Data excerpts:
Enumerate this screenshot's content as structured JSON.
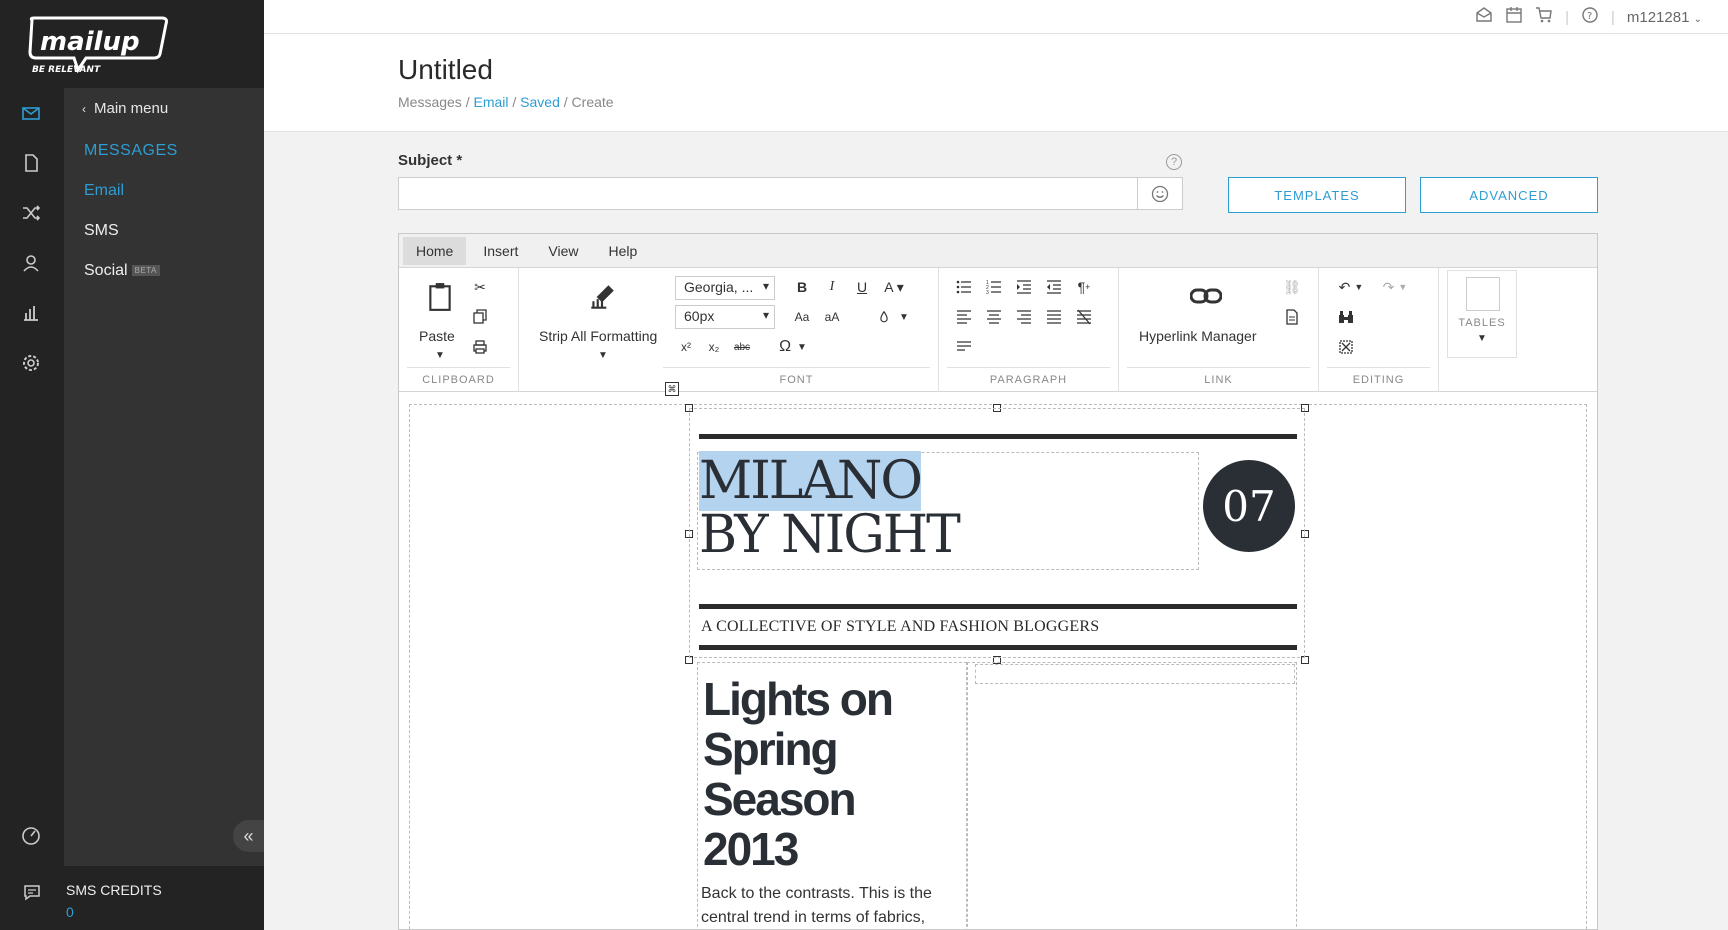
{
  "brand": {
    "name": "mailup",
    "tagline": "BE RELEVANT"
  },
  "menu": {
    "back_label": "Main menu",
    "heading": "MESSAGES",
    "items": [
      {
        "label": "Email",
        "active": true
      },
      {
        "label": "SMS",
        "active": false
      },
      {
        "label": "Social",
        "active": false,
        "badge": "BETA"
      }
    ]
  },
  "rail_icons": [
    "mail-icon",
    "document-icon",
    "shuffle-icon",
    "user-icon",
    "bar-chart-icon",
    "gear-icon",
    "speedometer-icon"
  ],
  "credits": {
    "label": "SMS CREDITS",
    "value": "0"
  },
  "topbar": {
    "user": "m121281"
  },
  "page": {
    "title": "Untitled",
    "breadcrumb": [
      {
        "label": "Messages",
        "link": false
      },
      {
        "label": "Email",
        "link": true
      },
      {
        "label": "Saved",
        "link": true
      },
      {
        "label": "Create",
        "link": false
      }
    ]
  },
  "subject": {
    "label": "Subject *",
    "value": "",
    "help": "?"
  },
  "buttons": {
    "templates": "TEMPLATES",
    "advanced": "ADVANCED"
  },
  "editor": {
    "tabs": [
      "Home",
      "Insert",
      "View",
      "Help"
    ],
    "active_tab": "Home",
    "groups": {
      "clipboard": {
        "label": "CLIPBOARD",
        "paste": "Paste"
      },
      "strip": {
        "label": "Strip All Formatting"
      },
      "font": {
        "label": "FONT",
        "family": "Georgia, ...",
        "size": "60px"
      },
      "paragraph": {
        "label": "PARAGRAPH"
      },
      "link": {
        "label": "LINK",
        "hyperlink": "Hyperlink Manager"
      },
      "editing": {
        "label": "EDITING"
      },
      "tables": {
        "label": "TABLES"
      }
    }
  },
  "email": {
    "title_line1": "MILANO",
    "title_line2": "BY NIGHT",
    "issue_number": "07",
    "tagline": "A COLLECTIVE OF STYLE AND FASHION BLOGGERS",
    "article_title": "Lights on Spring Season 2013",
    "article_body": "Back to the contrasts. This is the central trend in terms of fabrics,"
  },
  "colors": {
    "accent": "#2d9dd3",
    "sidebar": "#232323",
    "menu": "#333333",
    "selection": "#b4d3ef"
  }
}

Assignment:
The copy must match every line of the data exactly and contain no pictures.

Written response:
Enumerate this screenshot's content as structured JSON.
{
  "brand": {
    "name": "mailup",
    "tagline": "BE RELEVANT"
  },
  "menu": {
    "back_label": "Main menu",
    "heading": "MESSAGES",
    "items": [
      {
        "label": "Email",
        "active": true
      },
      {
        "label": "SMS",
        "active": false
      },
      {
        "label": "Social",
        "active": false,
        "badge": "BETA"
      }
    ]
  },
  "rail_icons": [
    "mail-icon",
    "document-icon",
    "shuffle-icon",
    "user-icon",
    "bar-chart-icon",
    "gear-icon",
    "speedometer-icon"
  ],
  "credits": {
    "label": "SMS CREDITS",
    "value": "0"
  },
  "topbar": {
    "user": "m121281"
  },
  "page": {
    "title": "Untitled",
    "breadcrumb": [
      {
        "label": "Messages",
        "link": false
      },
      {
        "label": "Email",
        "link": true
      },
      {
        "label": "Saved",
        "link": true
      },
      {
        "label": "Create",
        "link": false
      }
    ]
  },
  "subject": {
    "label": "Subject *",
    "value": "",
    "help": "?"
  },
  "buttons": {
    "templates": "TEMPLATES",
    "advanced": "ADVANCED"
  },
  "editor": {
    "tabs": [
      "Home",
      "Insert",
      "View",
      "Help"
    ],
    "active_tab": "Home",
    "groups": {
      "clipboard": {
        "label": "CLIPBOARD",
        "paste": "Paste"
      },
      "strip": {
        "label": "Strip All Formatting"
      },
      "font": {
        "label": "FONT",
        "family": "Georgia, ...",
        "size": "60px"
      },
      "paragraph": {
        "label": "PARAGRAPH"
      },
      "link": {
        "label": "LINK",
        "hyperlink": "Hyperlink Manager"
      },
      "editing": {
        "label": "EDITING"
      },
      "tables": {
        "label": "TABLES"
      }
    }
  },
  "email": {
    "title_line1": "MILANO",
    "title_line2": "BY NIGHT",
    "issue_number": "07",
    "tagline": "A COLLECTIVE OF STYLE AND FASHION BLOGGERS",
    "article_title": "Lights on Spring Season 2013",
    "article_body": "Back to the contrasts. This is the central trend in terms of fabrics,"
  },
  "colors": {
    "accent": "#2d9dd3",
    "sidebar": "#232323",
    "menu": "#333333",
    "selection": "#b4d3ef"
  }
}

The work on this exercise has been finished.